I was throwing shade on the conservatives by suggesting they had relegated themselves to a permanent position of unelectability. I was suggesting they’d need to change the electoral system to have a hope.
Unfortunately I know this isn’t true. Neither labour nor conservative countenance electoral reform. It suits both of them. Rupe loves it too of course. But he isn’t the only oligarch to take into account. I guess it makes things simple for the Mail and Torygraph etc. too but everywhere else manages to keep an ecosystem of similarly awful oligarchs afloat with shifting networks of coalitions and alliances. I mean the English political classes loved Borgen didn’t they? Was it just Sidse Babett Knudsen’s amazing English accent?
ETA from the Financial Times
I don’t know if that can ever be quantified or true. E.g. Sinn Féin have reacted to energy/cost crises in a fairly centrist way. They may be left of English and Irish labour parties but that’s hardly noteworthy.
Here’s the article and their political compass of how far the Conservatives have goosestepped to the right of their voters is pretty stark. I have something of a bias against those diagrams as they always show the people with a more reasonable left/centre/libertarian belief than the parties.
No fucking way are Labour that economic left wing, unless they are including the backbenchers. The last two years of Sir Keith have been a rejection of the most milquetoast social democratic policies in the name of capitalism.
The only way that spectrum works is if it is possible to get a negative score.
They have them to the right of the US Democratic party which at least recognises the journey. Obviously their centre point is not one I agree with in the first place.
The data for that graphic seems to come from this project:
And the citation of “FT research” would suggest that they’ve used the survey’s questions to code up updated positions for Truss and Starmer’s current policies. So while not an ideal measure, it does have a robust methodology behind it.
I don’t know. They’re at the same spot as the US Democrats, a mainstream right wing party. Seems about right.
If you are replying to the bit I think you are (my dislike of political compasses) it’s not that the methodology isn’t robust, it’s that there is a relatively empirical measurement of people’s political beliefs that isn’t self reported sentiment, it’s how we vote. In situations where people have options to vote with their sentiment the political compass still doesn’t match their actual voting.I understand that is not the case in the UK though.
They are both positioned left of centre though. I don’t think I could put either of them any lower than 4.5.

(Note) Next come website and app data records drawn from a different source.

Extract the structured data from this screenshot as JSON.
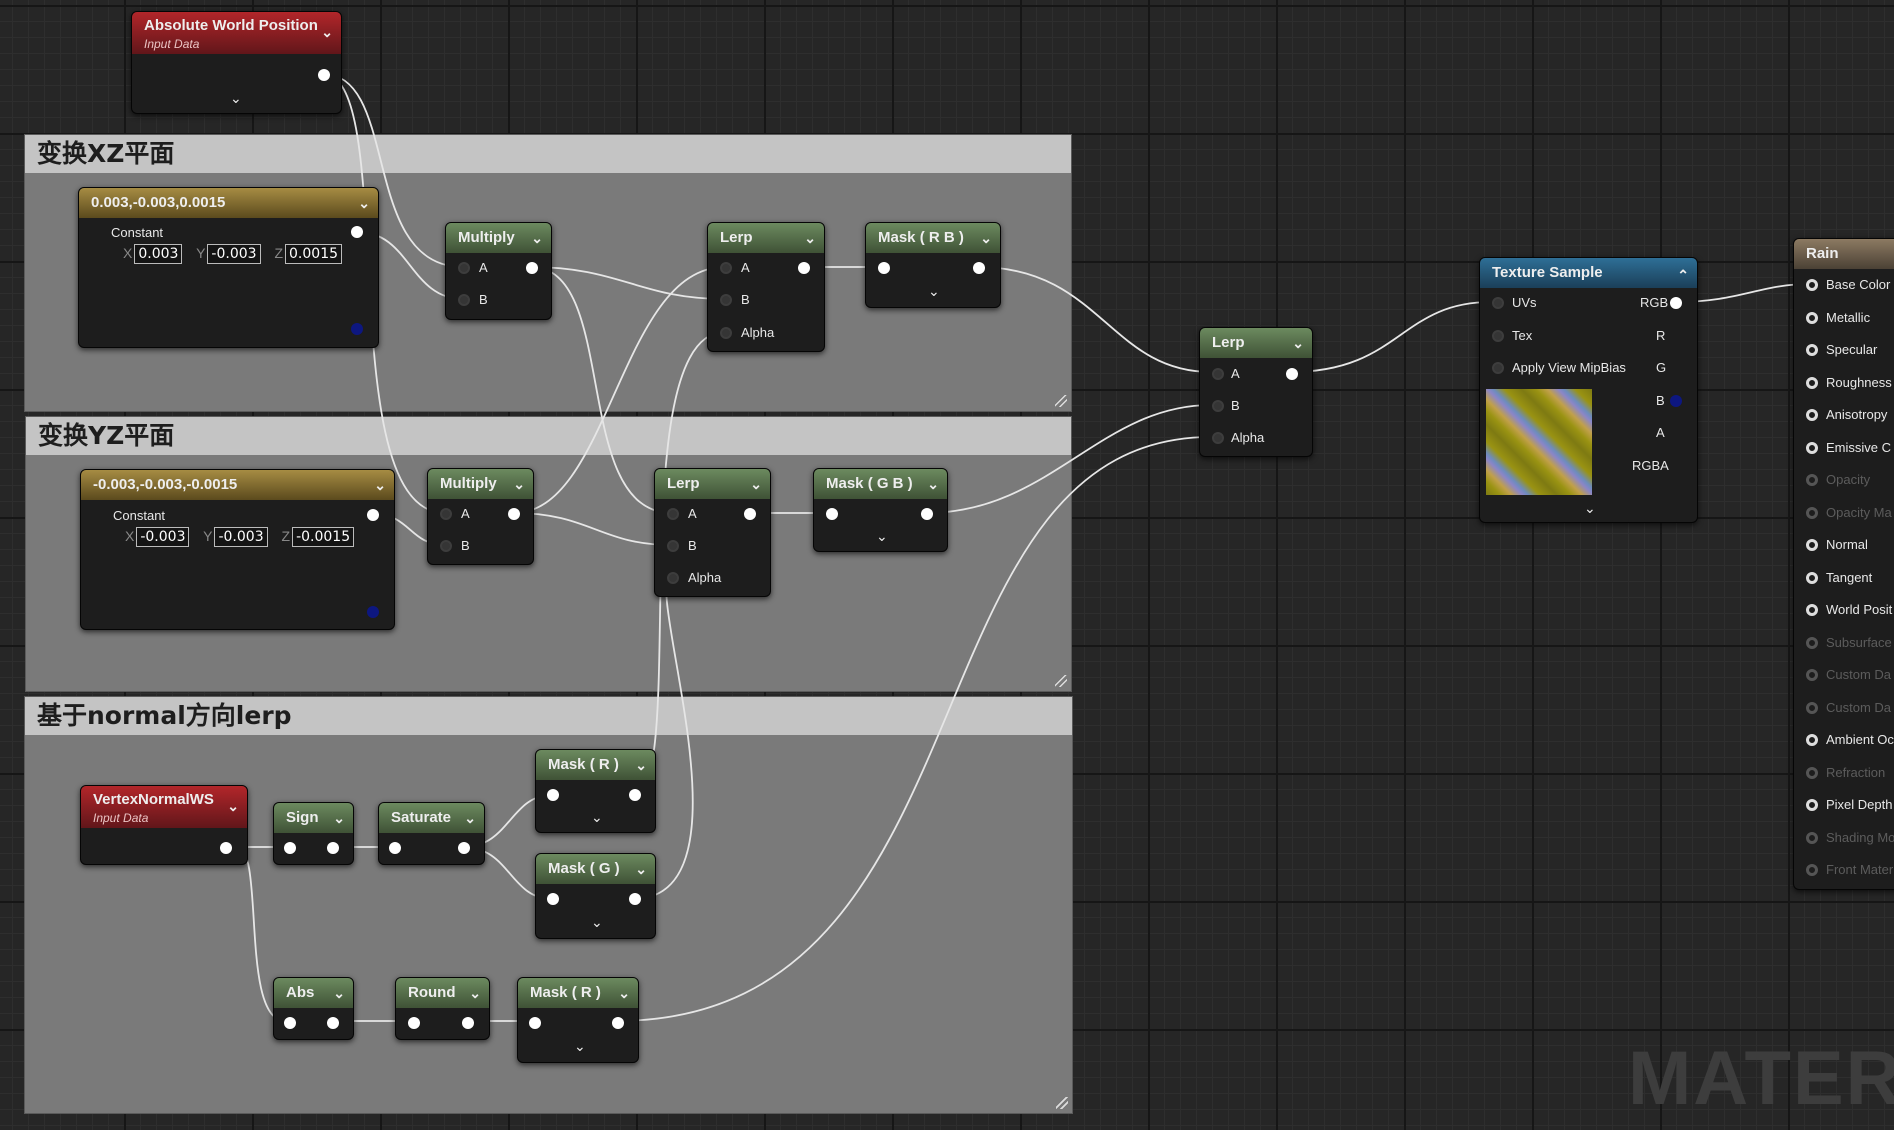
{
  "comments": {
    "xz": {
      "title": "变换XZ平面"
    },
    "yz": {
      "title": "变换YZ平面"
    },
    "normal": {
      "title": "基于normal方向lerp"
    }
  },
  "nodes": {
    "absolute_world_position": {
      "title": "Absolute World Position",
      "subtitle": "Input Data"
    },
    "const_xz": {
      "title": "0.003,-0.003,0.0015",
      "label": "Constant",
      "x_label": "X",
      "x": "0.003",
      "y_label": "Y",
      "y": "-0.003",
      "z_label": "Z",
      "z": "0.0015"
    },
    "multiply_xz": {
      "title": "Multiply",
      "a": "A",
      "b": "B"
    },
    "lerp_xz": {
      "title": "Lerp",
      "a": "A",
      "b": "B",
      "alpha": "Alpha"
    },
    "mask_rb": {
      "title": "Mask ( R B )"
    },
    "const_yz": {
      "title": "-0.003,-0.003,-0.0015",
      "label": "Constant",
      "x_label": "X",
      "x": "-0.003",
      "y_label": "Y",
      "y": "-0.003",
      "z_label": "Z",
      "z": "-0.0015"
    },
    "multiply_yz": {
      "title": "Multiply",
      "a": "A",
      "b": "B"
    },
    "lerp_yz": {
      "title": "Lerp",
      "a": "A",
      "b": "B",
      "alpha": "Alpha"
    },
    "mask_gb": {
      "title": "Mask ( G B )"
    },
    "vertex_normal": {
      "title": "VertexNormalWS",
      "subtitle": "Input Data"
    },
    "sign": {
      "title": "Sign"
    },
    "saturate": {
      "title": "Saturate"
    },
    "mask_r_top": {
      "title": "Mask ( R )"
    },
    "mask_g": {
      "title": "Mask ( G )"
    },
    "abs": {
      "title": "Abs"
    },
    "round": {
      "title": "Round"
    },
    "mask_r_bottom": {
      "title": "Mask ( R )"
    },
    "lerp_main": {
      "title": "Lerp",
      "a": "A",
      "b": "B",
      "alpha": "Alpha"
    },
    "texture_sample": {
      "title": "Texture Sample",
      "uvs": "UVs",
      "tex": "Tex",
      "mip": "Apply View MipBias",
      "rgb": "RGB",
      "r": "R",
      "g": "G",
      "b": "B",
      "a": "A",
      "rgba": "RGBA"
    },
    "rain": {
      "title": "Rain",
      "pins": [
        "Base Color",
        "Metallic",
        "Specular",
        "Roughness",
        "Anisotropy",
        "Emissive C",
        "Opacity",
        "Opacity Ma",
        "Normal",
        "Tangent",
        "World Posit",
        "Subsurface",
        "Custom Da",
        "Custom Da",
        "Ambient Oc",
        "Refraction",
        "Pixel Depth",
        "Shading Mo",
        "Front Mater"
      ],
      "enabled": [
        true,
        true,
        true,
        true,
        true,
        true,
        false,
        false,
        true,
        true,
        true,
        false,
        false,
        false,
        true,
        false,
        true,
        false,
        false
      ]
    }
  },
  "icons": {
    "dropdown": "chevron-down-icon",
    "collapse": "chevron-up-icon",
    "resize": "resize-grip-icon"
  },
  "colors": {
    "comment_header": "#c4c4c4",
    "comment_body": "#7a7a7a",
    "node_body": "#1d1d1d",
    "math_header": "#5c7a50",
    "constant_header": "#9a8339",
    "input_header": "#a82227",
    "texture_header": "#2e6f96",
    "result_header": "#8c7a62",
    "wire": "#e6e6e6"
  },
  "watermark": "MATERIA"
}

Maybe it’s because I have more awareness of left wing economics, and how Marxist-Leninist parties like the Cuban Communist Party are traditionally the right wing of communism. That’s why I suggested that it only works if you can get a negative score.
Well, he called that right, didn’t he. Not that it was a hard thing to call. But yet again he shows why he has long been one of the more admirable political/economic commentators.
divideddeluded by a common language
This looks interesting. Al Jazeera have uncovered a load of files detailing the witch-hunts and deliberate self-sabotage going on at the heart of the Labour party as it tried to purge itself of a leadership elected by the membership.
King Charles III is reportedly abandoning plans to attend and deliver a speech at the Cop27 climate change summit on the advice of Liz Truss.
My takeaway from The Crown - a piece of fiction, I know - is that the show creators/writers/advisers have been mildly sympathetic to all of the important Royals (Andrew isn’t in it much), but they fucking hate Charles.